in support of white supremacy, president trump who has retweeted anti-semitic images and said other things. what it did was illuminate a split in the democratic party that might not have been there 10 years ago. robert: president trump saw these comments and commented on them todayms and so be already running against the forcrats, as anti-israel, 2020. jonathan: right. jewish voters haveov whelmingly voted democrat for a long time. this is something they're trying to shift. robert: we'll be paying attention to all these issues and important debates.r onversation continues at 8:30 p.m. live on the "washington weekxtra" live on facebook, youtube and our website. i'm robert costa. have a great weekend. announcer: corporateding is provided by --
>> i was able to turn the aircraft around and the mission htound and was able to save two men's lives that n >> my first job helped me to grow up quickly. that will happen when you're asked to respond to a coup. >> in 2001, i signed uthe air force. two days later, 9/11 happened. >> babbel, a language program that teaches rl life conversations in a new language such as spanish,rench, german, italian and more. babbel's 10 to 15-minu lessons are available as an app or online. more o informationn babbel.com. announcer: funding is provided by --ic koo and pa yuen through the yuen foundation, committed to bridging cultural differencei in our comes. the corporation for public
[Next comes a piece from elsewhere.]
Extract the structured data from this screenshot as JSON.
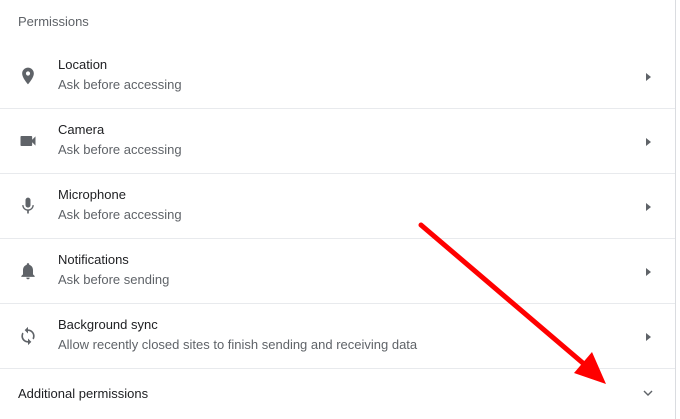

through programs like this. made available for everyone through contributions to your pbs station from viewers like you. thank you. - [presenter] "kindness was at the center of everything "my husband fred rogers did. "angela santomero continues fred's legacy "of bringing kindness into the world," anne rogers. - we need to move towards happiness, acceptance, to loving embraces. we need more kindness. s.e world needs more kindn - [presenter] bringing more kindness into the world has been angela santomero's life's work. - i would like to share with you what i find to be our future,